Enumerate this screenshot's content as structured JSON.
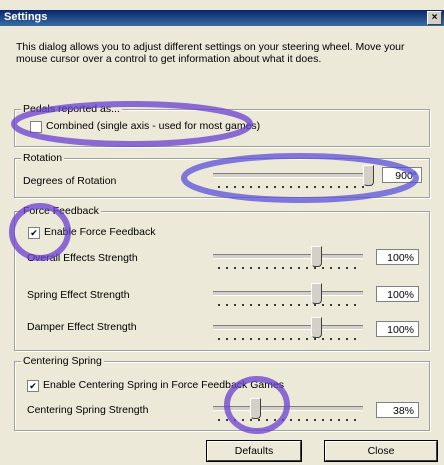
{
  "window": {
    "title": "Settings",
    "close_glyph": "×"
  },
  "intro_text": "This dialog allows you to adjust different settings on your steering wheel.  Move your mouse cursor over a control to get information about what it does.",
  "pedals": {
    "legend": "Pedals reported as...",
    "combined_label": "Combined (single axis - used for most games)",
    "combined_checked": false
  },
  "rotation": {
    "legend": "Rotation",
    "degrees_label": "Degrees of Rotation",
    "degrees_value": "900°",
    "slider_level": 1.0
  },
  "force_feedback": {
    "legend": "Force Feedback",
    "enable_label": "Enable Force Feedback",
    "enable_checked": true,
    "rows": [
      {
        "label": "Overall Effects Strength",
        "value": "100%",
        "level": 0.67
      },
      {
        "label": "Spring Effect Strength",
        "value": "100%",
        "level": 0.67
      },
      {
        "label": "Damper Effect Strength",
        "value": "100%",
        "level": 0.67
      }
    ]
  },
  "centering": {
    "legend": "Centering Spring",
    "enable_label": "Enable Centering Spring in Force Feedback Games",
    "enable_checked": true,
    "strength_label": "Centering Spring Strength",
    "strength_value": "38%",
    "level": 0.25
  },
  "buttons": {
    "defaults": "Defaults",
    "close": "Close"
  },
  "check_glyph": "✔"
}
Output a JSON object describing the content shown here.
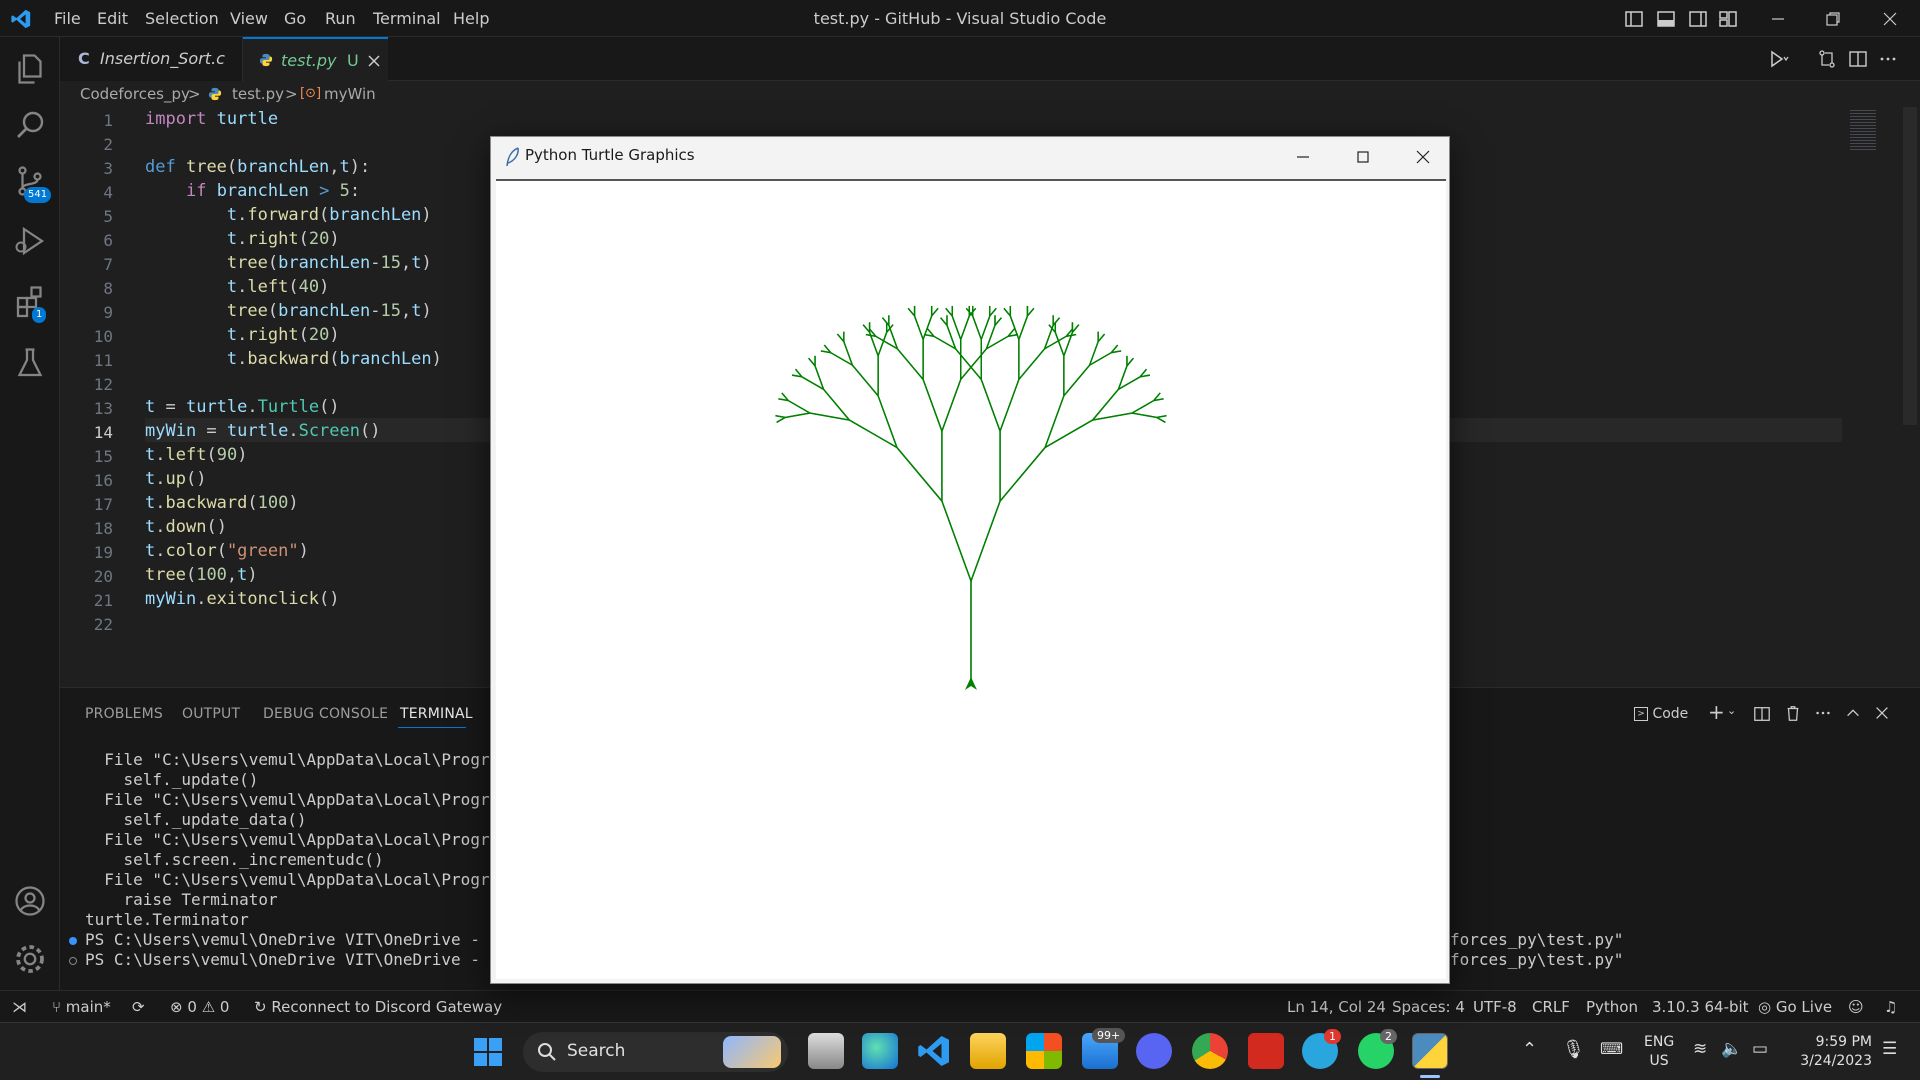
{
  "app": {
    "window_title": "test.py - GitHub - Visual Studio Code",
    "menu": [
      "File",
      "Edit",
      "Selection",
      "View",
      "Go",
      "Run",
      "Terminal",
      "Help"
    ]
  },
  "activity_bar": {
    "scm_badge": "541",
    "extensions_badge": "1"
  },
  "tabs": [
    {
      "label": "Insertion_Sort.c",
      "icon_text": "C",
      "active": false
    },
    {
      "label": "test.py",
      "status": "U",
      "active": true
    }
  ],
  "breadcrumb": {
    "folder": "Codeforces_py",
    "file": "test.py",
    "symbol": "myWin"
  },
  "editor": {
    "active_line": 14,
    "lines": [
      "import turtle",
      "",
      "def tree(branchLen,t):",
      "    if branchLen > 5:",
      "        t.forward(branchLen)",
      "        t.right(20)",
      "        tree(branchLen-15,t)",
      "        t.left(40)",
      "        tree(branchLen-15,t)",
      "        t.right(20)",
      "        t.backward(branchLen)",
      "",
      "t = turtle.Turtle()",
      "myWin = turtle.Screen()",
      "t.left(90)",
      "t.up()",
      "t.backward(100)",
      "t.down()",
      "t.color(\"green\")",
      "tree(100,t)",
      "myWin.exitonclick()",
      ""
    ]
  },
  "panel": {
    "tabs": [
      "PROBLEMS",
      "OUTPUT",
      "DEBUG CONSOLE",
      "TERMINAL"
    ],
    "active_tab": "TERMINAL",
    "terminal_profile": "Code",
    "terminal_lines": [
      "  File \"C:\\Users\\vemul\\AppData\\Local\\Programs",
      "    self._update()",
      "  File \"C:\\Users\\vemul\\AppData\\Local\\Programs",
      "    self._update_data()",
      "  File \"C:\\Users\\vemul\\AppData\\Local\\Programs",
      "    self.screen._incrementudc()",
      "  File \"C:\\Users\\vemul\\AppData\\Local\\Programs",
      "    raise Terminator",
      "turtle.Terminator"
    ],
    "prompt_lines": [
      {
        "left": "PS C:\\Users\\vemul\\OneDrive VIT\\OneDrive - vit",
        "right": "forces_py\\test.py\""
      },
      {
        "left": "PS C:\\Users\\vemul\\OneDrive VIT\\OneDrive - vit",
        "right": "forces_py\\test.py\""
      }
    ]
  },
  "turtle_window": {
    "title": "Python Turtle Graphics",
    "pen_color": "#008000"
  },
  "status_bar": {
    "branch": "main*",
    "errors": "0",
    "warnings": "0",
    "discord": "Reconnect to Discord Gateway",
    "position": "Ln 14, Col 24",
    "spaces": "Spaces: 4",
    "encoding": "UTF-8",
    "eol": "CRLF",
    "language": "Python",
    "interpreter": "3.10.3 64-bit",
    "golive": "Go Live"
  },
  "taskbar": {
    "search_label": "Search",
    "mail_badge": "99+",
    "telegram_badge": "1",
    "whatsapp_badge": "2",
    "lang_top": "ENG",
    "lang_bottom": "US",
    "time": "9:59 PM",
    "date": "3/24/2023"
  },
  "colors": {
    "accent": "#0078d4",
    "tree": "#008000"
  }
}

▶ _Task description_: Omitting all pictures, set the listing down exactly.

▶ _Written answer_:
Enumerate this screenshot's content as structured JSON.
{
  "window": {
    "title": "Settings",
    "close_glyph": "×"
  },
  "intro_text": "This dialog allows you to adjust different settings on your steering wheel.  Move your mouse cursor over a control to get information about what it does.",
  "pedals": {
    "legend": "Pedals reported as...",
    "combined_label": "Combined (single axis - used for most games)",
    "combined_checked": false
  },
  "rotation": {
    "legend": "Rotation",
    "degrees_label": "Degrees of Rotation",
    "degrees_value": "900°",
    "slider_level": 1.0
  },
  "force_feedback": {
    "legend": "Force Feedback",
    "enable_label": "Enable Force Feedback",
    "enable_checked": true,
    "rows": [
      {
        "label": "Overall Effects Strength",
        "value": "100%",
        "level": 0.67
      },
      {
        "label": "Spring Effect Strength",
        "value": "100%",
        "level": 0.67
      },
      {
        "label": "Damper Effect Strength",
        "value": "100%",
        "level": 0.67
      }
    ]
  },
  "centering": {
    "legend": "Centering Spring",
    "enable_label": "Enable Centering Spring in Force Feedback Games",
    "enable_checked": true,
    "strength_label": "Centering Spring Strength",
    "strength_value": "38%",
    "level": 0.25
  },
  "buttons": {
    "defaults": "Defaults",
    "close": "Close"
  },
  "check_glyph": "✔"
}
Output a JSON object describing the content shown here.
{
  "app": {
    "window_title": "test.py - GitHub - Visual Studio Code",
    "menu": [
      "File",
      "Edit",
      "Selection",
      "View",
      "Go",
      "Run",
      "Terminal",
      "Help"
    ]
  },
  "activity_bar": {
    "scm_badge": "541",
    "extensions_badge": "1"
  },
  "tabs": [
    {
      "label": "Insertion_Sort.c",
      "icon_text": "C",
      "active": false
    },
    {
      "label": "test.py",
      "status": "U",
      "active": true
    }
  ],
  "breadcrumb": {
    "folder": "Codeforces_py",
    "file": "test.py",
    "symbol": "myWin"
  },
  "editor": {
    "active_line": 14,
    "lines": [
      "import turtle",
      "",
      "def tree(branchLen,t):",
      "    if branchLen > 5:",
      "        t.forward(branchLen)",
      "        t.right(20)",
      "        tree(branchLen-15,t)",
      "        t.left(40)",
      "        tree(branchLen-15,t)",
      "        t.right(20)",
      "        t.backward(branchLen)",
      "",
      "t = turtle.Turtle()",
      "myWin = turtle.Screen()",
      "t.left(90)",
      "t.up()",
      "t.backward(100)",
      "t.down()",
      "t.color(\"green\")",
      "tree(100,t)",
      "myWin.exitonclick()",
      ""
    ]
  },
  "panel": {
    "tabs": [
      "PROBLEMS",
      "OUTPUT",
      "DEBUG CONSOLE",
      "TERMINAL"
    ],
    "active_tab": "TERMINAL",
    "terminal_profile": "Code",
    "terminal_lines": [
      "  File \"C:\\Users\\vemul\\AppData\\Local\\Programs",
      "    self._update()",
      "  File \"C:\\Users\\vemul\\AppData\\Local\\Programs",
      "    self._update_data()",
      "  File \"C:\\Users\\vemul\\AppData\\Local\\Programs",
      "    self.screen._incrementudc()",
      "  File \"C:\\Users\\vemul\\AppData\\Local\\Programs",
      "    raise Terminator",
      "turtle.Terminator"
    ],
    "prompt_lines": [
      {
        "left": "PS C:\\Users\\vemul\\OneDrive VIT\\OneDrive - vit",
        "right": "forces_py\\test.py\""
      },
      {
        "left": "PS C:\\Users\\vemul\\OneDrive VIT\\OneDrive - vit",
        "right": "forces_py\\test.py\""
      }
    ]
  },
  "turtle_window": {
    "title": "Python Turtle Graphics",
    "pen_color": "#008000"
  },
  "status_bar": {
    "branch": "main*",
    "errors": "0",
    "warnings": "0",
    "discord": "Reconnect to Discord Gateway",
    "position": "Ln 14, Col 24",
    "spaces": "Spaces: 4",
    "encoding": "UTF-8",
    "eol": "CRLF",
    "language": "Python",
    "interpreter": "3.10.3 64-bit",
    "golive": "Go Live"
  },
  "taskbar": {
    "search_label": "Search",
    "mail_badge": "99+",
    "telegram_badge": "1",
    "whatsapp_badge": "2",
    "lang_top": "ENG",
    "lang_bottom": "US",
    "time": "9:59 PM",
    "date": "3/24/2023"
  },
  "colors": {
    "accent": "#0078d4",
    "tree": "#008000"
  }
}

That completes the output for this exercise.